• If you are having problems logging in please use the Contact Us in the lower right hand corner of the forum page for assistance.

A reason why Geo.Washington didn't take a poll @ ValleyForge

Help Support Ranchers.net:


Well-known member
Feb 10, 2005
Reaction score
This was in the NYTimes today and I thought it well written:

Iraq and the Polls
There's a reason George Washington didn't take a poll at Valley Forge. There are times in the course of war when the outcome is simply unknowable. Victory is clearly not imminent, yet people haven't really thought through the consequences of defeat. Everybody just wants the miserable present to go away.

We're at one of those moments in the war against the insurgency in Iraq. The polls show rising disenchantment with the war. Sixty percent of Americans say they want to withdraw some or all troops.

Yet I can't believe majorities of Americans really want to pull out and accept defeat. I can't believe they want to abandon to the Zarqawis and the Baathists those 8.5 million Iraqis who held up purple fingers on Election Day. I can't believe they are yet ready to accept a terrorist-run state in the heart of the Middle East, a civil war in Iraq, the crushing of democratic hopes in places like Egypt and Iran, and the ruinous consequences for American power and prestige.

What they want to do, more likely, is somehow escape the current moment, which is discouraging and uncertain. One of the many problems with fighting an insurgency is that it is nearly impossible to know if we are winning or losing. It's like watching a football game with no goal lines and chaotic action all over the field.

On the one hand, there are signs of progress. U.S. forces have completed a series of successful operations, among them Operation Spear in western Iraq, where at least 60 insurgents were killed and 100 captured, and Operation Lightning in Baghdad, with over 500 arrests. American forces now hold at least 14,000 suspected insurgents, and have captured about two dozen lieutenants of Abu Musab al-Zarqawi. There were reports this week of insurgents fighting each other, foreign against domestic.

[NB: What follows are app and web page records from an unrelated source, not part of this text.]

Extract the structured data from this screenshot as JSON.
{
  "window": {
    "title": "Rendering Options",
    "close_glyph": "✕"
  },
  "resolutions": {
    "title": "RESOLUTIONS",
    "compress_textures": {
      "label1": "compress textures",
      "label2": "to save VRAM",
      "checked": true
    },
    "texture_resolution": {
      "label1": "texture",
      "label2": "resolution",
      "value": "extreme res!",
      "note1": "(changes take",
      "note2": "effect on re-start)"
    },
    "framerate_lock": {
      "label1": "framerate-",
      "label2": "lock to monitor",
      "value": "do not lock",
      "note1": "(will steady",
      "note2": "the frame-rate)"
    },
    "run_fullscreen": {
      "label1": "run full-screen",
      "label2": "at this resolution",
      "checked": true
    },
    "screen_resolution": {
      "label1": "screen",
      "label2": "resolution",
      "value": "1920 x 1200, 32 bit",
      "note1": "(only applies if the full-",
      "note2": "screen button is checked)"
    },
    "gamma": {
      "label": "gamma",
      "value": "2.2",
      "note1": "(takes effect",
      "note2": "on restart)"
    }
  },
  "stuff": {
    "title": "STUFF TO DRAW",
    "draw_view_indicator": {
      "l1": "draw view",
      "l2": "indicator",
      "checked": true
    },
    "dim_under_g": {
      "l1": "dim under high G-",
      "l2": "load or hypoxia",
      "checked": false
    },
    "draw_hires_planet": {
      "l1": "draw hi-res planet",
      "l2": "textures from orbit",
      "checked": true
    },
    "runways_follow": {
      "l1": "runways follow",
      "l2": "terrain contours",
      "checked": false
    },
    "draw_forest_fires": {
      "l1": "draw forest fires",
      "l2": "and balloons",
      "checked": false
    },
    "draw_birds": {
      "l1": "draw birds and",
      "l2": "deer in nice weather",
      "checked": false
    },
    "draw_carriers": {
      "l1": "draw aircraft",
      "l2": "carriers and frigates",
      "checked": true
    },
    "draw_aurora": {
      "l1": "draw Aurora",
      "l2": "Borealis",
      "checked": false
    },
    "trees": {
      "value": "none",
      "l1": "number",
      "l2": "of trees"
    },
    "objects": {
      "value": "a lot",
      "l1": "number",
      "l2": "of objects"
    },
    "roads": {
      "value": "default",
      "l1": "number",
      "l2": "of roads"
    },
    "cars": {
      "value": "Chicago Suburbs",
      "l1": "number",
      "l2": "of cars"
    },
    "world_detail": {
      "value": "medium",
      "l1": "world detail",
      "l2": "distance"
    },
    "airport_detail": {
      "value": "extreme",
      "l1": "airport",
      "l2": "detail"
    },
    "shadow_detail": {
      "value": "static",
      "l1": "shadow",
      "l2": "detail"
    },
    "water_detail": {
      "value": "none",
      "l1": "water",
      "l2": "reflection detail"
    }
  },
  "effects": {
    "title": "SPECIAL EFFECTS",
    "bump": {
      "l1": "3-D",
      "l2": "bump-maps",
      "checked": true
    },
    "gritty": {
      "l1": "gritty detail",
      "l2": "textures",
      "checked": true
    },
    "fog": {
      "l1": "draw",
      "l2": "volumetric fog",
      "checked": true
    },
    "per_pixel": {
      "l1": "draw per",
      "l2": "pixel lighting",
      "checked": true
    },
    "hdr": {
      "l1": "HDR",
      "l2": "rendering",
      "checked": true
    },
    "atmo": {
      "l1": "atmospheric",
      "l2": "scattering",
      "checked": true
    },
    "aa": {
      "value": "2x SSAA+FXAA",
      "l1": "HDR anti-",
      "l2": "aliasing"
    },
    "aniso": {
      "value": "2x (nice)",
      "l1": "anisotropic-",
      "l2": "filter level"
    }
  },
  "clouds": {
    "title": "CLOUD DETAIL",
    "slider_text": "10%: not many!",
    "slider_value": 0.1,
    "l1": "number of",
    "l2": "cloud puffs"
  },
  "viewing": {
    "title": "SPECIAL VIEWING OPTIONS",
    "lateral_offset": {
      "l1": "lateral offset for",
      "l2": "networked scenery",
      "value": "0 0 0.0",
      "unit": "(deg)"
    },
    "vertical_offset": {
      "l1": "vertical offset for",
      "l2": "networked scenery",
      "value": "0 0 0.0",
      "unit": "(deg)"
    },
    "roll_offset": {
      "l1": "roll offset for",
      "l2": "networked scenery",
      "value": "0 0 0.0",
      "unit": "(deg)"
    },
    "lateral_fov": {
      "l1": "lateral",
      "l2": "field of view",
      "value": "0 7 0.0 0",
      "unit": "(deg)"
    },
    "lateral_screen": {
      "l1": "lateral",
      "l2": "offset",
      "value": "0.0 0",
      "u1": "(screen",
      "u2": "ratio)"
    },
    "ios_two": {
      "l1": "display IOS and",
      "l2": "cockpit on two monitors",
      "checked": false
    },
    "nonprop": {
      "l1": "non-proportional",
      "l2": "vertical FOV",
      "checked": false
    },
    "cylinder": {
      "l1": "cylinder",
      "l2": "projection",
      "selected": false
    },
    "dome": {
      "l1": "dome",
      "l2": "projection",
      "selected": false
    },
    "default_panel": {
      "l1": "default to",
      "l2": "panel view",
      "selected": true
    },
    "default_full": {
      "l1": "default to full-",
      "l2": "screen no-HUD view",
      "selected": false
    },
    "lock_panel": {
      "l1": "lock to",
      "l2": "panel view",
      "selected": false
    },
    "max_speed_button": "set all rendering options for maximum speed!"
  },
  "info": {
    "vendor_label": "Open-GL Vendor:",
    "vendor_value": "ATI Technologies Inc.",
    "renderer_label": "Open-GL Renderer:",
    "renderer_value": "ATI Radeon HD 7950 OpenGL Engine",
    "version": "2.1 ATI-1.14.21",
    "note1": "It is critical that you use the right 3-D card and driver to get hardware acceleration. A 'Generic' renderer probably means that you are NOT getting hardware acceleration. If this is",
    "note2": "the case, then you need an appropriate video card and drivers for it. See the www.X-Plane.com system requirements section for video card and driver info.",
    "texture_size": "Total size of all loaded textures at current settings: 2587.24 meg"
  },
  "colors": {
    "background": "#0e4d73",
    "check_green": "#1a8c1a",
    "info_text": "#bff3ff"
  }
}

There is also the crawling political progress that is crucial to success. Sunni leaders now regret not taking part in the elections and Sunnis are helping to draft the constitution.

These tactical victories, however, have not added up to improvement over all. Insurgent attacks are up. Casualties are up. Few Iraqi security forces can operate independently, so far. There aren't enough U.S. troops to hold the ground they conquer. The insurgents are adaptable, organized and still learning.

Still, one thing is for sure: since we don't have the evidence upon which to pass judgment on the overall trajectory of this war, it's important we don't pass judgment prematurely.

It's too soon to accept the defeatism that seems to have gripped so many. If governments surrendered to insurgencies after just a couple of years, then insurgents would win every time. But they don't because insurgencies have weaknesses, exposed over time, especially when they oppose the will of the majority.

It's just wrong to seek withdrawal now, when the outcome of the war is unknowable and when the consequences of defeat are so vast.

Some of you will respond that this is easy for me to say, since I'm not over there. All I'd say is that we live in a democracy, where decisions are made by all. Besides, the vast majority of those serving in Iraq, and their families, said they voted to re-elect President Bush. They seem to want to finish the job.

Others will say we shouldn't be there in the first place. You may be right. Time will tell. But right now, this isn't about your personal vindication. It's about victory for the forces of decency and defeating those, like Zarqawi, who would be attacking us in any case.

On Tuesday, Senator Joe Biden gave a speech in Washington on Iraq, after his most recent visit. It was, in some ways, a model of what the president needs to tell the country in the weeks ahead. It was scathing about the lack of progress in many areas. But it was also constructive. "I believe we can still succeed in Iraq," he said. Biden talked about building the coalition at home that is necessary if we are to get through the 2006 election cycle without a rush to the exits.

Biden's speech brought to mind something Franklin Roosevelt told the country on Feb. 23, 1942: "Your government has unmistakable confidence in your ability to hear the worst, without flinching or losing heart. You must, in turn, have complete confidence that your government is keeping nothing from you except information that will help the enemy in his attempt to destroy us."

That's how democracies should fight, even in the age of polling.

E-mail: [email protected]

Copyright 2005 The New York Times Company

Latest posts